Why is it not recommended to do any type of IO in GO-blocks in Clojure? I am doing some IO now: 1. I have 10 users which I want to make an api request (per user) and buffer the result. 2. I create a go-block and a channel per user and put the user on the channel, the go-block will call a 3rd part api. 3. When the api call is done in each go-block I put the result on a "invited" chan which has a go-loop that buffers all messages untill all users are invited, and then continues..

alexmiller12:10:42

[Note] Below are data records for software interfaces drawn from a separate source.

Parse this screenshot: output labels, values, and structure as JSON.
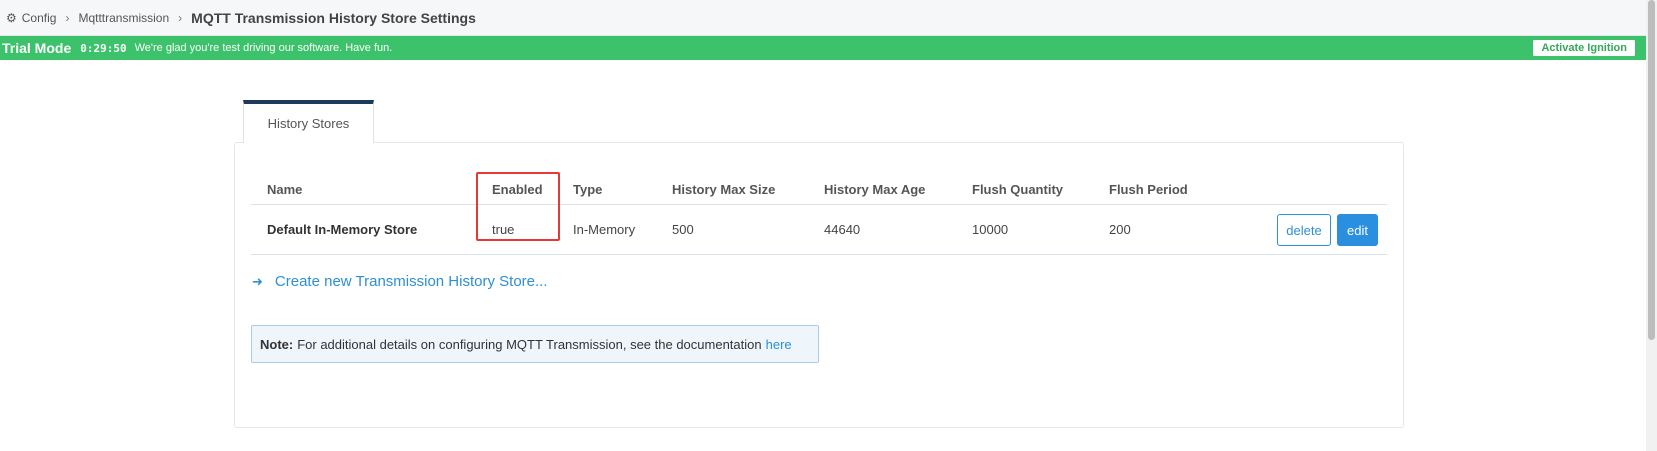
{
  "breadcrumb": {
    "items": [
      {
        "label": "Config",
        "icon": "gear-icon"
      },
      {
        "label": "Mqtttransmission"
      }
    ],
    "separator": "›",
    "current": "MQTT Transmission History Store Settings"
  },
  "trial_banner": {
    "title": "Trial Mode",
    "timer": "0:29:50",
    "message": "We're glad you're test driving our software. Have fun.",
    "activate_label": "Activate Ignition",
    "color": "#3cc26a"
  },
  "tab": {
    "label": "History Stores"
  },
  "table": {
    "headers": {
      "name": "Name",
      "enabled": "Enabled",
      "type": "Type",
      "max_size": "History Max Size",
      "max_age": "History Max Age",
      "flush_quantity": "Flush Quantity",
      "flush_period": "Flush Period"
    },
    "rows": [
      {
        "name": "Default In-Memory Store",
        "enabled": "true",
        "type": "In-Memory",
        "max_size": "500",
        "max_age": "44640",
        "flush_quantity": "10000",
        "flush_period": "200",
        "delete_label": "delete",
        "edit_label": "edit"
      }
    ]
  },
  "create_link": {
    "icon": "arrow-right-icon",
    "label": "Create new Transmission History Store..."
  },
  "note": {
    "label": "Note:",
    "text": "For additional details on configuring MQTT Transmission, see the documentation",
    "link_label": "here"
  },
  "colors": {
    "accent": "#2e8fd6",
    "highlight": "#e53935"
  }
}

Re io, go blocks are dispatched across a fixed pool of (by default 8) threads. If you block, you tie up a thread and prevent other go blocks from proceeding. In the worst case, you can stop all progress.

alexmiller12:10:15

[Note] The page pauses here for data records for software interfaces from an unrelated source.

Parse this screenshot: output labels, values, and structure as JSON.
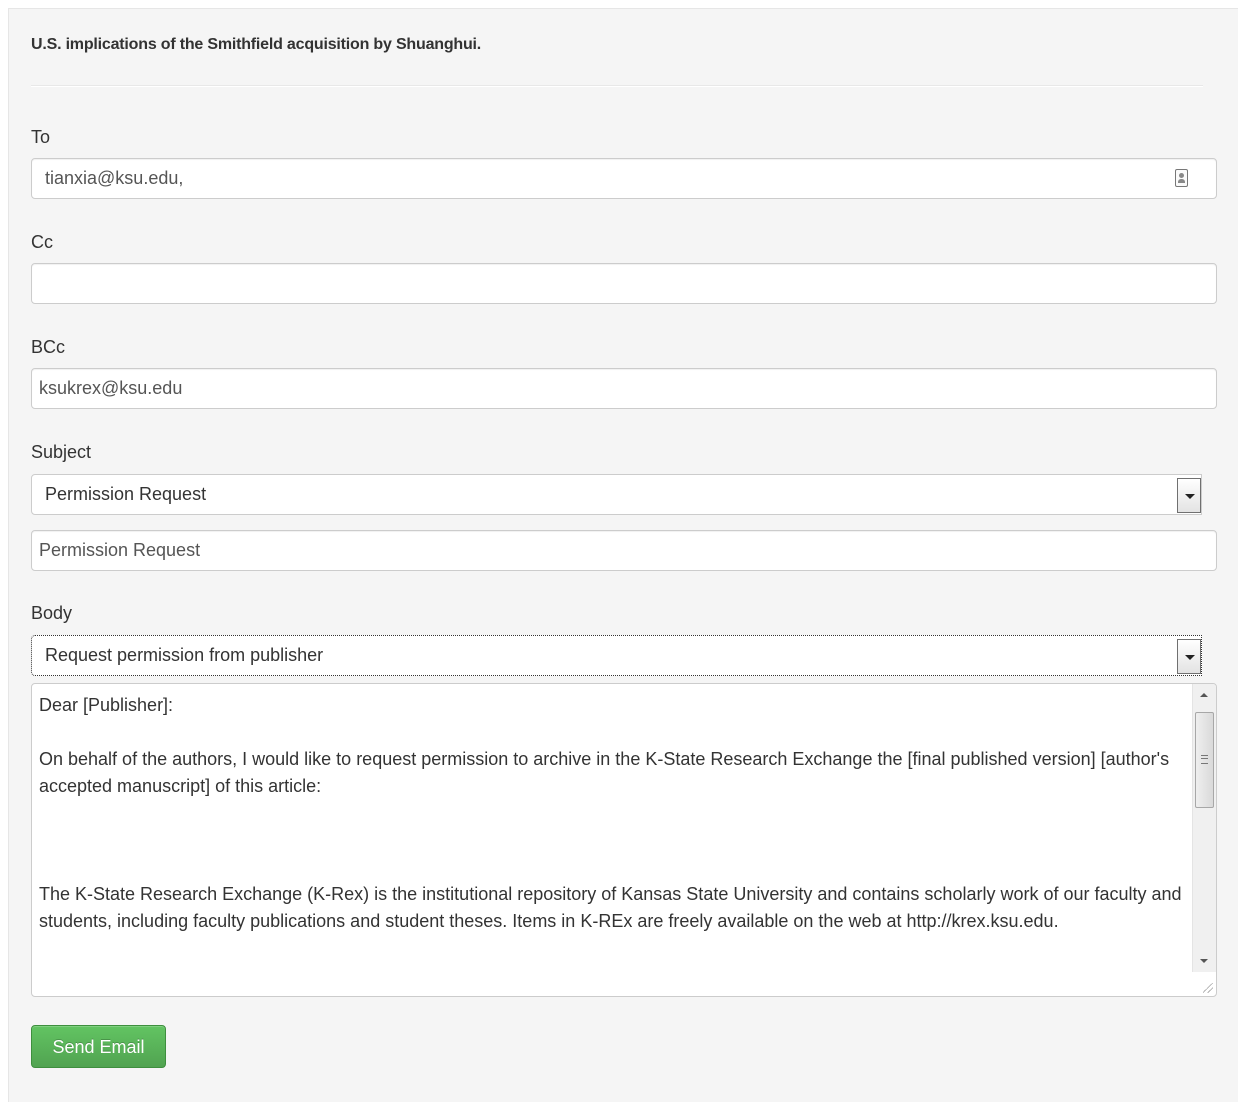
{
  "page": {
    "title": "U.S. implications of the Smithfield acquisition by Shuanghui."
  },
  "form": {
    "to": {
      "label": "To",
      "value": "tianxia@ksu.edu,"
    },
    "cc": {
      "label": "Cc",
      "value": ""
    },
    "bcc": {
      "label": "BCc",
      "value": "ksukrex@ksu.edu"
    },
    "subject": {
      "label": "Subject",
      "selected": "Permission Request",
      "value": "Permission Request"
    },
    "body": {
      "label": "Body",
      "selected": "Request permission from publisher",
      "paragraphs": [
        "Dear [Publisher]:",
        "On behalf of the authors, I would like to request permission to archive in the K-State Research Exchange the [final published version] [author's accepted manuscript] of this article:",
        "The K-State Research Exchange (K-Rex) is the institutional repository of Kansas State University and contains scholarly work of our faculty and students, including faculty publications and student theses. Items in K-REx are freely available on the web at http://krex.ksu.edu."
      ]
    },
    "send_label": "Send Email"
  },
  "icons": {
    "contacts": "address-book-icon",
    "dropdown": "chevron-down-icon",
    "scroll_up": "arrow-up-icon",
    "scroll_down": "arrow-down-icon",
    "resize": "resize-grip-icon"
  },
  "colors": {
    "panel_background": "#f5f5f5",
    "send_button": "#5bb75b",
    "text": "#333333"
  }
}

It’s better to do this kind of work in a dedicated thread

dangercoder12:10:11

I see, thank you for the explanation @alexmiller

mkvlr13:10:10

but it’s a bit hard where to draw the line, right? Would be interested to hear how you do this in practice. I assume logging is fine. What about reading from a datomic db using the peer library?

mkvlr14:10:16

are <! >! alts alt! the only things that can park and resume from a different thread? Context: we’re introducing a consistent logging context (using pedestal’s log/with-context). Or is that generally a bad idea to mix that and core.async?

noisesmith16:10:30

outside of a pathological case, logging shouldn't be a significant block to the thread

noisesmith16:10:24

there's a simple pattern to putting something in a thread and parking on it: (<! (async/thread (f)) will avoid blocking a core.async go thread and uses a separate expandable pool

mkvlr07:10:59

thanks! Not sure why I never got that before 🙈

mkvlr10:10:38

and async/thread uses a global thread pool, right? So I don’t really have to worry about creating too many threads this way as they’ll just be reused then the work is done.

noisesmith17:10:01

they'll be reused and eventually collected if unused for some period of time, yes